How to complete this task: Every line of the records must be repeated exactly; pictures stay out.

[Page and application data records]
Start of Block
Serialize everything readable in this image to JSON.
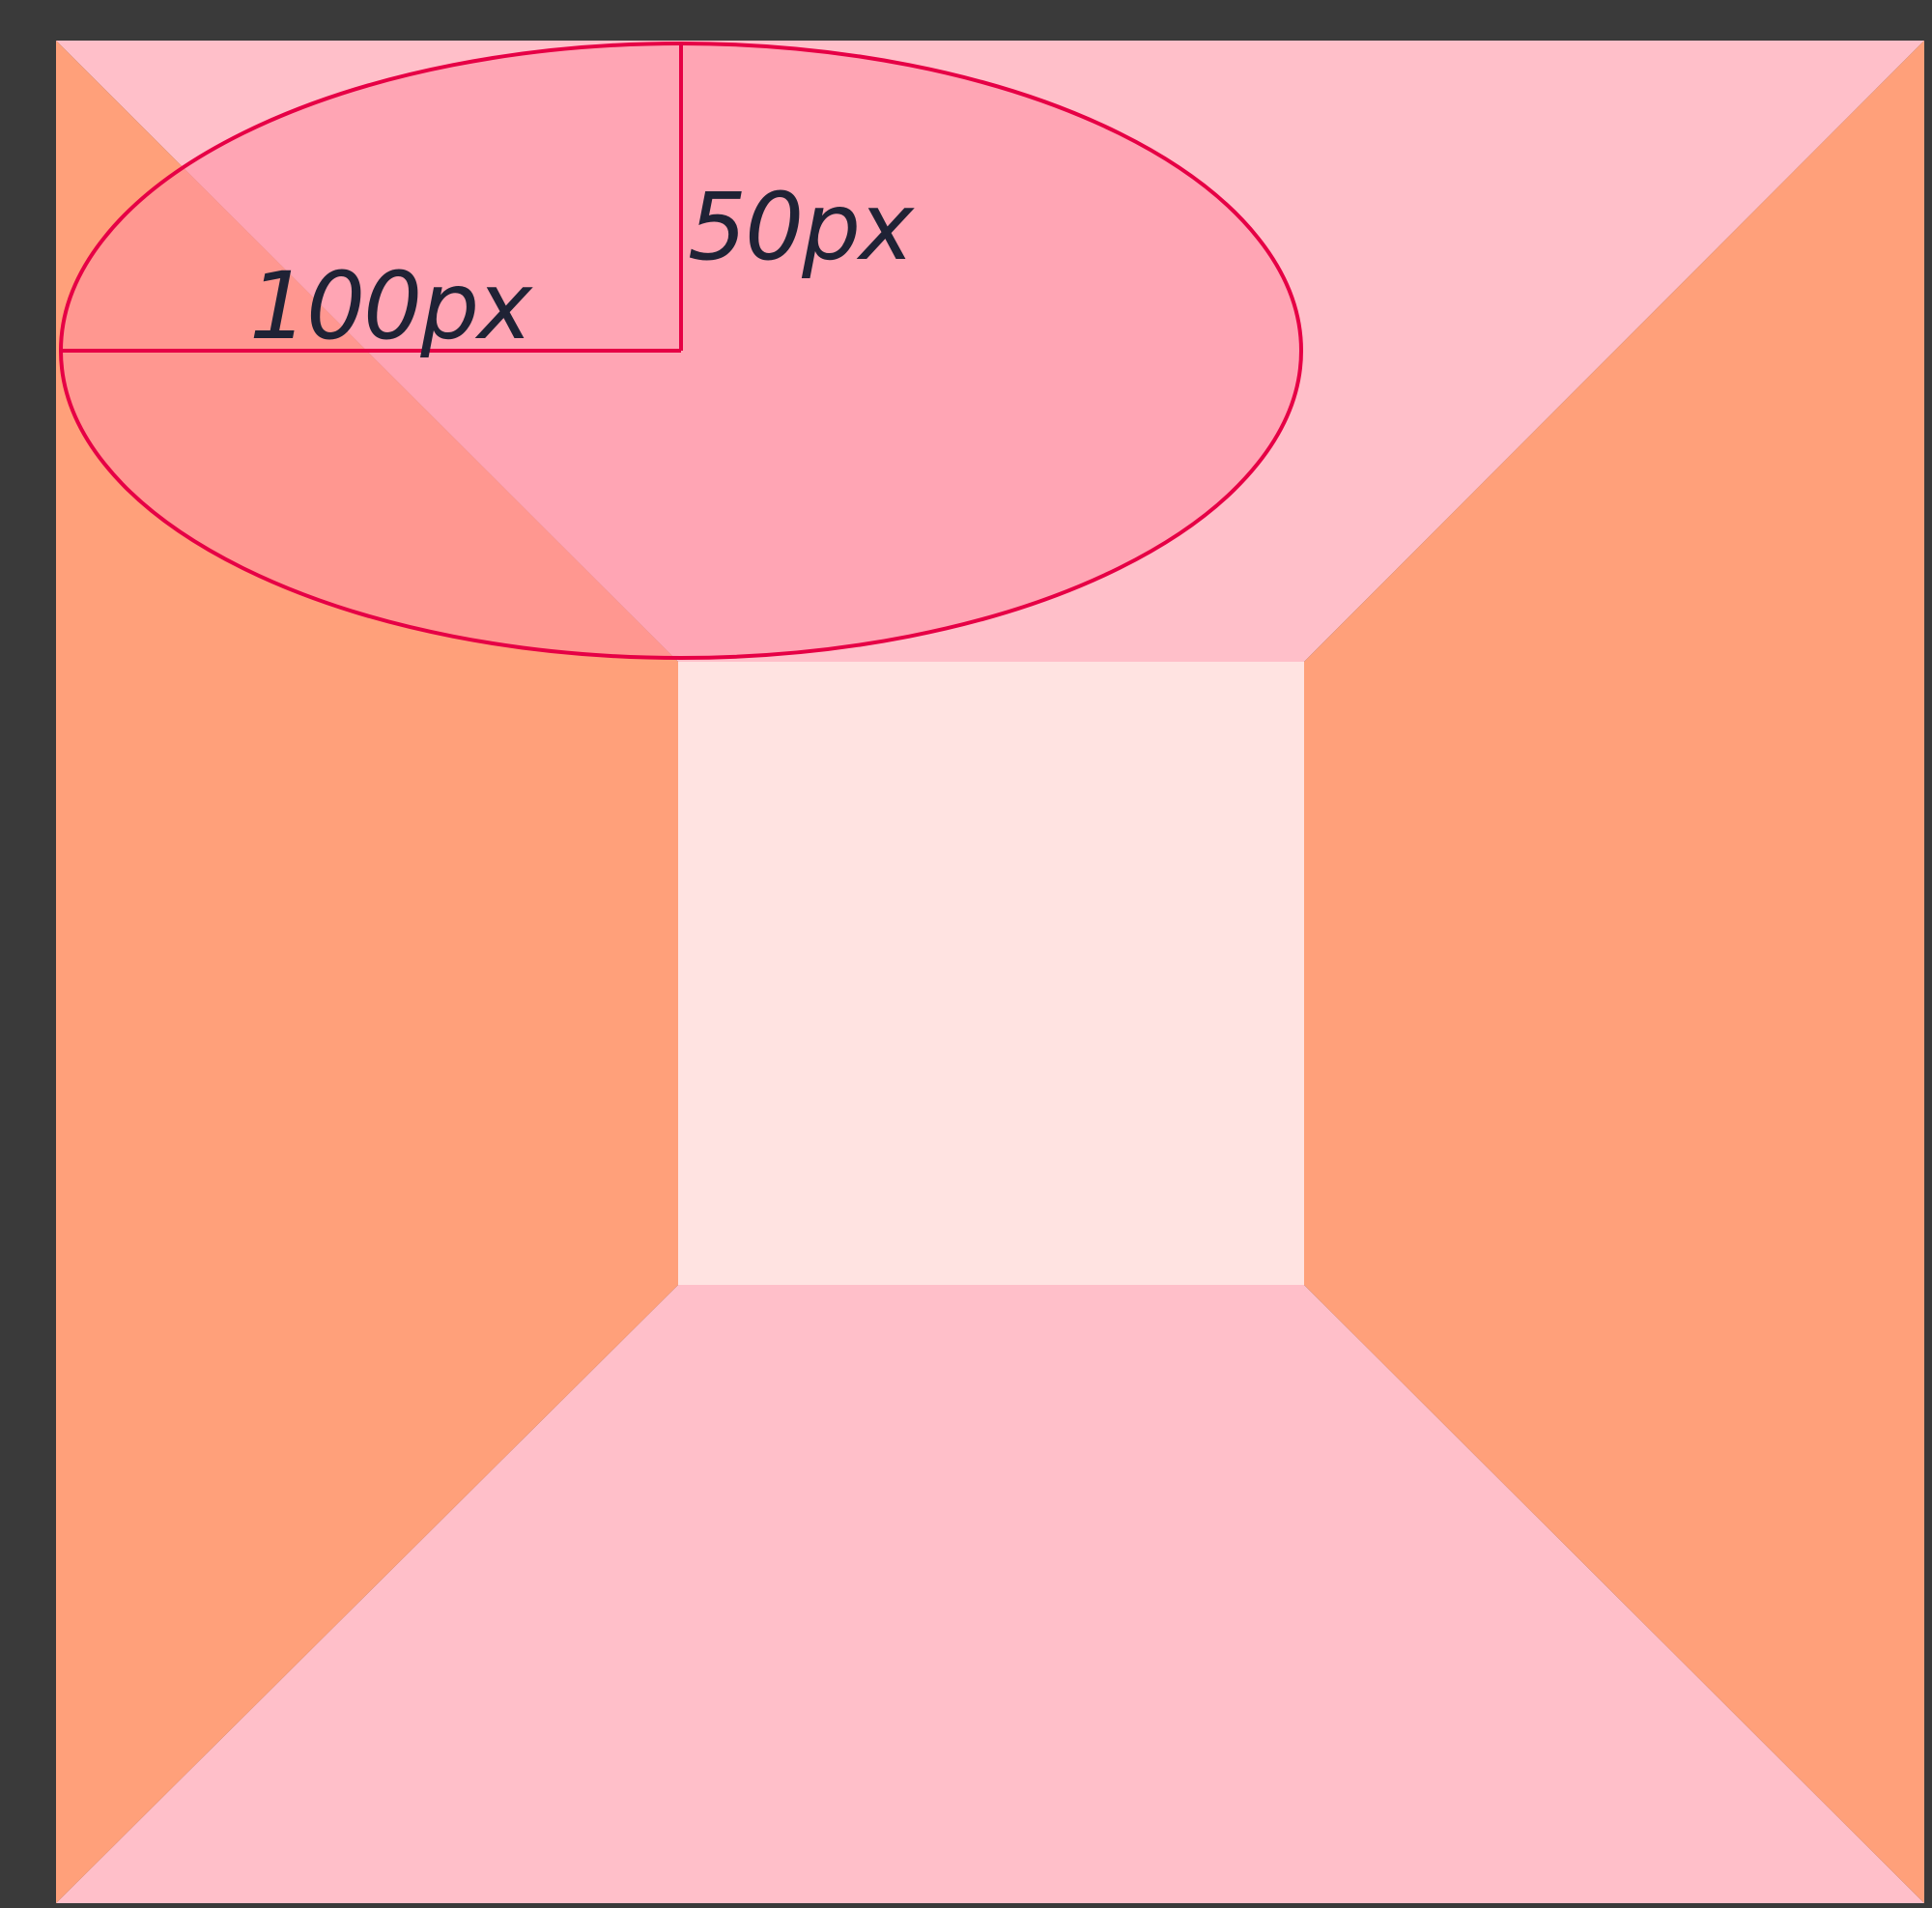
{
  "diagram": {
    "horizontal_radius_label": "100px",
    "vertical_radius_label": "50px"
  },
  "colors": {
    "background": "#3a3a3a",
    "inner_square": "#ffe3e1",
    "top_bottom_sides": "#ffbfc9",
    "left_right_sides": "#ffa07a",
    "ellipse_fill": "#ff8fa3",
    "ellipse_stroke": "#e60045",
    "label_text": "#1f2235"
  }
}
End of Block
Answer area:
Serialize everything readable in this image to JSON.
{
  "diagram": {
    "horizontal_radius_label": "100px",
    "vertical_radius_label": "50px"
  },
  "colors": {
    "background": "#3a3a3a",
    "inner_square": "#ffe3e1",
    "top_bottom_sides": "#ffbfc9",
    "left_right_sides": "#ffa07a",
    "ellipse_fill": "#ff8fa3",
    "ellipse_stroke": "#e60045",
    "label_text": "#1f2235"
  }
}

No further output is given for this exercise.